There are a number of reasons why you may not be seeing results from your fitness routine. A primary factor, poor diet. You’ve heard the saying, “abs are made in the kitchen, not the gym.” This statement couldn’t be more accurate. No matter how often or how hard you train, if you fuel your body with greasy, sugary and high-in-fat food, you might as well have not gone to the gym to begin with. Your body will crave high protein foods and vegetables after a workout, and just because you’re eating healthy doesn’t mean you can’t make delicious meals!
No matter your workout preference, if you’re not challenging yourself you’re going to plateau and stop seeing results. Once the heavy weights become light and your three-mile run becomes a breeze, it’s time to turn your workout up a notch.
You have a fitness routine and you love it. Monday you work out your biceps, Tuesday chest, Wednesday back and so on. If you continue performing exercises in the same order, you are missing out on periodization. This refers to the periodic change in your workout regimen. Your body needs variety so that the muscles you work toward the end of the week have a chance to start fresh and not be fatigued. To overcome this challenge, change your routine every two to three weeks.

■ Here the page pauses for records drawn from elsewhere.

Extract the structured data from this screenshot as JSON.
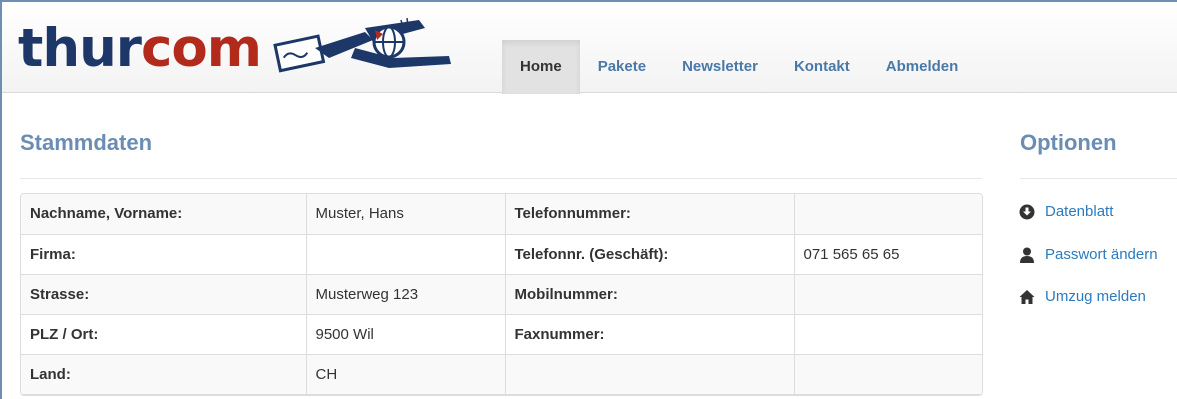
{
  "colors": {
    "brand_navy": "#1c3768",
    "brand_red": "#b22a1c",
    "heading": "#6b8db3",
    "link": "#2a7bbf",
    "nav_link": "#4a79a8",
    "icon": "#333333"
  },
  "logo": {
    "part1": "thur",
    "part2": "com",
    "art_icon": "mail-figure-icon"
  },
  "nav": {
    "items": [
      {
        "label": "Home",
        "active": true
      },
      {
        "label": "Pakete"
      },
      {
        "label": "Newsletter"
      },
      {
        "label": "Kontakt"
      },
      {
        "label": "Abmelden"
      }
    ]
  },
  "main": {
    "title": "Stammdaten",
    "rows": [
      {
        "label1": "Nachname, Vorname:",
        "value1": "Muster, Hans",
        "label2": "Telefonnummer:",
        "value2": ""
      },
      {
        "label1": "Firma:",
        "value1": "",
        "label2": "Telefonnr. (Geschäft):",
        "value2": "071 565 65 65"
      },
      {
        "label1": "Strasse:",
        "value1": "Musterweg 123",
        "label2": "Mobilnummer:",
        "value2": ""
      },
      {
        "label1": "PLZ / Ort:",
        "value1": "9500 Wil",
        "label2": "Faxnummer:",
        "value2": ""
      },
      {
        "label1": "Land:",
        "value1": "CH",
        "label2": "",
        "value2": ""
      }
    ]
  },
  "sidebar": {
    "title": "Optionen",
    "options": [
      {
        "label": "Datenblatt",
        "icon": "download-circle-icon"
      },
      {
        "label": "Passwort ändern",
        "icon": "user-icon"
      },
      {
        "label": "Umzug melden",
        "icon": "home-icon"
      }
    ]
  }
}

We know you’re dedicated to reaching your goals, and you’re working really hard. But, there is such a thing as over-doing-it. If you do not let your body get the appropriate rest it needs, your muscle fibers won’t be able to repair between workouts. This could increase your risk of injury and muscle failure, which can ultimately result in progress regression.
In the end, if you eat properly, rest often and alternate workout regimens, you will be closer to reaching your desired goal. Measure your progress by paying attention to how your clothes fit (do you fit in those skinny jeans?), taking pictures monthly to see muscle definition and to taking circumference measurements (abdomen, hips and thighs). You may want to consult a fitness trainer or physician if you find yourself unable to lose weight or suffer injuries.